*EXERCISE PROMPT:*
Gather every line in the records below that contains the word "Interest".

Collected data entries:
★ ★ ★

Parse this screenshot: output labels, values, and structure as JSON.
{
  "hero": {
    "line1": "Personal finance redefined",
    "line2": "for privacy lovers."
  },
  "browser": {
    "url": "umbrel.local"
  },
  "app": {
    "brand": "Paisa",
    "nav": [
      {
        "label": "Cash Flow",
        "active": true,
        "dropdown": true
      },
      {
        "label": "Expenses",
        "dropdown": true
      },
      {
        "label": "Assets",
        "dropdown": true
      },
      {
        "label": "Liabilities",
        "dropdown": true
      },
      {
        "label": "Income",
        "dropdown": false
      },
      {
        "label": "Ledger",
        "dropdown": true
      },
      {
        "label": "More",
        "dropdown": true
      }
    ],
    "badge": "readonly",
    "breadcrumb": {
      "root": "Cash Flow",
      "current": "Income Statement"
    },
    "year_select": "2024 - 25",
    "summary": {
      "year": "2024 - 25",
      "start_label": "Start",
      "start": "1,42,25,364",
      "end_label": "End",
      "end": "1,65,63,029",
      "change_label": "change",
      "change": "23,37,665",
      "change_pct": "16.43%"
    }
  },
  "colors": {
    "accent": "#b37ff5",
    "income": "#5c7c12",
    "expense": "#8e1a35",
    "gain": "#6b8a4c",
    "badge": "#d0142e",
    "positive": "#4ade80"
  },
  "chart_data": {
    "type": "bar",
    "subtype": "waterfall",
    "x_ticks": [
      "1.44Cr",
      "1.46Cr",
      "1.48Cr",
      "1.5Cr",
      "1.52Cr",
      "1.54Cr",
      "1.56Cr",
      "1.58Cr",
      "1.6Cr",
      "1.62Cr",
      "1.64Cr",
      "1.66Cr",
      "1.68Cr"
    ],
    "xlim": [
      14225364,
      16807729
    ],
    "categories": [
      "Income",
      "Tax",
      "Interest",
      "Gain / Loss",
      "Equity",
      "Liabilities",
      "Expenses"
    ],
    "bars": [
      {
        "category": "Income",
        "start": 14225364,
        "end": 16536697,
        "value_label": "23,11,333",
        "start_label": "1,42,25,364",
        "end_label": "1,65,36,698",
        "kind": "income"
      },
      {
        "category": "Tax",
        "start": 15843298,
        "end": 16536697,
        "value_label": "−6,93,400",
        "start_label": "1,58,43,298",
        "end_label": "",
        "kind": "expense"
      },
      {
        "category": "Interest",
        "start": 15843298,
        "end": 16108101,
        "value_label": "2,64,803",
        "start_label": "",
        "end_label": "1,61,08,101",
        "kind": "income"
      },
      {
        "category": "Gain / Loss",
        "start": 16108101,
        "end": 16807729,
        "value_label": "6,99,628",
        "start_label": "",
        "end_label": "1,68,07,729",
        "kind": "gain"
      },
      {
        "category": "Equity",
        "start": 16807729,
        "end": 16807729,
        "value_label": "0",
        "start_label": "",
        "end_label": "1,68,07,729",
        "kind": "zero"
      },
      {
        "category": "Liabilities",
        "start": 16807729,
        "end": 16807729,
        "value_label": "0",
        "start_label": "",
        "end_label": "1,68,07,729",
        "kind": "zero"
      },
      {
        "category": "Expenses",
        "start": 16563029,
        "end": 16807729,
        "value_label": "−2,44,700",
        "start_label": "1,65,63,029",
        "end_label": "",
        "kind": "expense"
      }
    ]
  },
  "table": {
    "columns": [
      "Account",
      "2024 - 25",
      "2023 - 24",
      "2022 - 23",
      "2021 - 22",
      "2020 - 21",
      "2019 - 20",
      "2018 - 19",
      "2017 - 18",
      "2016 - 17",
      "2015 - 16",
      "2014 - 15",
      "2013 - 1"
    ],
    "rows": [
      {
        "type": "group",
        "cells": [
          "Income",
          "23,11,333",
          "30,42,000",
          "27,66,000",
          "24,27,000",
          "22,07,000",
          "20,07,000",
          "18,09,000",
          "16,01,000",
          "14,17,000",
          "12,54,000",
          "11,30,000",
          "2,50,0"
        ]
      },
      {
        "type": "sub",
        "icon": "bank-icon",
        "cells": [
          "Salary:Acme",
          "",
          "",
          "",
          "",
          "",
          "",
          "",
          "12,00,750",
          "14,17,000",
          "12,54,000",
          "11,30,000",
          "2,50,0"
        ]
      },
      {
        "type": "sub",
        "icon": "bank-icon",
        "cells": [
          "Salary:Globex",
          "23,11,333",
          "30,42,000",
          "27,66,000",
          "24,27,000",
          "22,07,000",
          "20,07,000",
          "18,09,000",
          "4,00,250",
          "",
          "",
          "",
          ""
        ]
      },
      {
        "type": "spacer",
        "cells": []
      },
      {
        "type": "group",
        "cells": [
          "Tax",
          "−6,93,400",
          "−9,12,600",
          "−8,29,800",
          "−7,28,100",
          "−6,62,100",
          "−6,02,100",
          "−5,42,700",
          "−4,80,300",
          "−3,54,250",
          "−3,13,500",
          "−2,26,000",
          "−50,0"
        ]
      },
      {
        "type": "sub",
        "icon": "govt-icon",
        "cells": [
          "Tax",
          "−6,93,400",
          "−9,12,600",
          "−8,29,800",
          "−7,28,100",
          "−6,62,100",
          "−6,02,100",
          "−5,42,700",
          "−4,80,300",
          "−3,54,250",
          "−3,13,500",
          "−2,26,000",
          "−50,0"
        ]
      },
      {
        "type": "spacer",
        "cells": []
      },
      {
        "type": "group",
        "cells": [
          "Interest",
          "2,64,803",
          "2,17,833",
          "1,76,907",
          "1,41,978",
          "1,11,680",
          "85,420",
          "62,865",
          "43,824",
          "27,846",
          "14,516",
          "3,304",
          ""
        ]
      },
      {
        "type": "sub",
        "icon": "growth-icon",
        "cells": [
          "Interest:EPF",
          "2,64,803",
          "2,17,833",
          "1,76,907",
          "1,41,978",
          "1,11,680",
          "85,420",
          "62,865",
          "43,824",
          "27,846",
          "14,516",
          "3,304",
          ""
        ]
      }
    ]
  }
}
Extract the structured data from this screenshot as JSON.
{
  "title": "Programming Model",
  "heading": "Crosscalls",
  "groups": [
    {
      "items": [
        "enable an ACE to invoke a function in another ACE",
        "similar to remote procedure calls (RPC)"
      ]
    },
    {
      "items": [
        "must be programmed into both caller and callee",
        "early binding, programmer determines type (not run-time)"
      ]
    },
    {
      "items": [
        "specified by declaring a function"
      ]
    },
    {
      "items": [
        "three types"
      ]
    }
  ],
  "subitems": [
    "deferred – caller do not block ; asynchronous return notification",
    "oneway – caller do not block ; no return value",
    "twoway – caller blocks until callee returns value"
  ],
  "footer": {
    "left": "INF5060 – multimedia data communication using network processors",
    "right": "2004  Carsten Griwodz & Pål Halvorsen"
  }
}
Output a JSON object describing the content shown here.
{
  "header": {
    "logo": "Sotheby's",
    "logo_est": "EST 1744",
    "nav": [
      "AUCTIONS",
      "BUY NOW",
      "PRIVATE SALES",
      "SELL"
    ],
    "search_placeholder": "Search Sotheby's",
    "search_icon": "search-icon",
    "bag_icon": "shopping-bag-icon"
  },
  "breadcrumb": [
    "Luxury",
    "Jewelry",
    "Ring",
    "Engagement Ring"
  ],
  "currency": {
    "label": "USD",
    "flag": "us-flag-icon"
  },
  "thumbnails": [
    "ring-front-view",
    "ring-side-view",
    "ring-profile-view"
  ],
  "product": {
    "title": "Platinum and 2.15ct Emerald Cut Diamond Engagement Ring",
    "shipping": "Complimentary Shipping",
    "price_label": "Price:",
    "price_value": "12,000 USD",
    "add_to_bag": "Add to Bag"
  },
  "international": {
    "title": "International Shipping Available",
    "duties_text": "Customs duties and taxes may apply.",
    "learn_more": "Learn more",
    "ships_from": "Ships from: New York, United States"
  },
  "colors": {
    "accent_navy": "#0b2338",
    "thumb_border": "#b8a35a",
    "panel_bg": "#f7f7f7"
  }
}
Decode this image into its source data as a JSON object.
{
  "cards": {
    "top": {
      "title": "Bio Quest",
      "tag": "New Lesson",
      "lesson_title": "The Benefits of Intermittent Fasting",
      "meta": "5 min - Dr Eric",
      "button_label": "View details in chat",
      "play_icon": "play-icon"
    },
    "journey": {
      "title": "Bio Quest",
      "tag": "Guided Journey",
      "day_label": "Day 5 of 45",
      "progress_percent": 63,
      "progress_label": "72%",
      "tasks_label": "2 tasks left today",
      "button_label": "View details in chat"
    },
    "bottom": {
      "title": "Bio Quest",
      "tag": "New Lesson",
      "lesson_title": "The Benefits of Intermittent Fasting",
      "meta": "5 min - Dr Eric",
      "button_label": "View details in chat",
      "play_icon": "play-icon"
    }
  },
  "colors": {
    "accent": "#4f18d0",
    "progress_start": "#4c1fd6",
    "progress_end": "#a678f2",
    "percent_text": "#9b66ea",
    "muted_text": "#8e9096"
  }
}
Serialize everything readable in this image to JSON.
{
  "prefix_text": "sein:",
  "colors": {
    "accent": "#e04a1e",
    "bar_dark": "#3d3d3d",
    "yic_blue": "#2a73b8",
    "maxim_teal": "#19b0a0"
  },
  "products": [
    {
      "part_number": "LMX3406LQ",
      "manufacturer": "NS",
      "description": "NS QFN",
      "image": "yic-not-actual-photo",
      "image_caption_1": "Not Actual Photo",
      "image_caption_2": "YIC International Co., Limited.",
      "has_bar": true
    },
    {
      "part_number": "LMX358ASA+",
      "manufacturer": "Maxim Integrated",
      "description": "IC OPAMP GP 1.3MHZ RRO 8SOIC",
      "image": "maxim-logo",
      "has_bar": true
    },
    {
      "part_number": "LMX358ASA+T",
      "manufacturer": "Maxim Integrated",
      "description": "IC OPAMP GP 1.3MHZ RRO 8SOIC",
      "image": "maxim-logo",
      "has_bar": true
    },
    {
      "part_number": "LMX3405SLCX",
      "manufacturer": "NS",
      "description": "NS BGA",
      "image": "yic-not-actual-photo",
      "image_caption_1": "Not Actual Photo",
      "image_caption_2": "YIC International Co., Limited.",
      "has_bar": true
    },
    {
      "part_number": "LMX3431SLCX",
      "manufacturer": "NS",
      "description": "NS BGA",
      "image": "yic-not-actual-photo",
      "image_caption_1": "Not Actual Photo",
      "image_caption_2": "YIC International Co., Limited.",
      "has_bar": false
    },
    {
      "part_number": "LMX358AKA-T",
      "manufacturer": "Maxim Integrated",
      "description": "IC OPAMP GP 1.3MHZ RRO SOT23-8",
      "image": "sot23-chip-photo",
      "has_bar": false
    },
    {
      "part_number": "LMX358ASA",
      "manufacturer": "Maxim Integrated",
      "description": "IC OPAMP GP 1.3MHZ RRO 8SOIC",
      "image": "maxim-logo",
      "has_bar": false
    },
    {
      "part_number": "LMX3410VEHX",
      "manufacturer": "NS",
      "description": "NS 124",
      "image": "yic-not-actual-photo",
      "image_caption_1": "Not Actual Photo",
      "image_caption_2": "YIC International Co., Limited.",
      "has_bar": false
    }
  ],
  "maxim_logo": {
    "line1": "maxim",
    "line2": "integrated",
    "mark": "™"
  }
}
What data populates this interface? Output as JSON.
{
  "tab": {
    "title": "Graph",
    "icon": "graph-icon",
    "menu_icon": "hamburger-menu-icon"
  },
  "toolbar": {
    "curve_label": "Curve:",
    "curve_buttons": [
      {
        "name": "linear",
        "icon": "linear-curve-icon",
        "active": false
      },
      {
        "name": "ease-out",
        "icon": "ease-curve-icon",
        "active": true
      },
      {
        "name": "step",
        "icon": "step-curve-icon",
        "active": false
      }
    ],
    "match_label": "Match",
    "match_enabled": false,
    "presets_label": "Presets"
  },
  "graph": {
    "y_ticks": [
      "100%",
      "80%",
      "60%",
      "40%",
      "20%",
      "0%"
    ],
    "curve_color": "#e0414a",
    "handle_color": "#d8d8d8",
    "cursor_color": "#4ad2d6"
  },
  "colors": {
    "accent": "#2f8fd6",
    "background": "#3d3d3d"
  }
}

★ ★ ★

*RESPONSE TO THIS EXERCISE:*
      "Interest",
        "category": "Interest",
          "Interest",
          "Interest:EPF",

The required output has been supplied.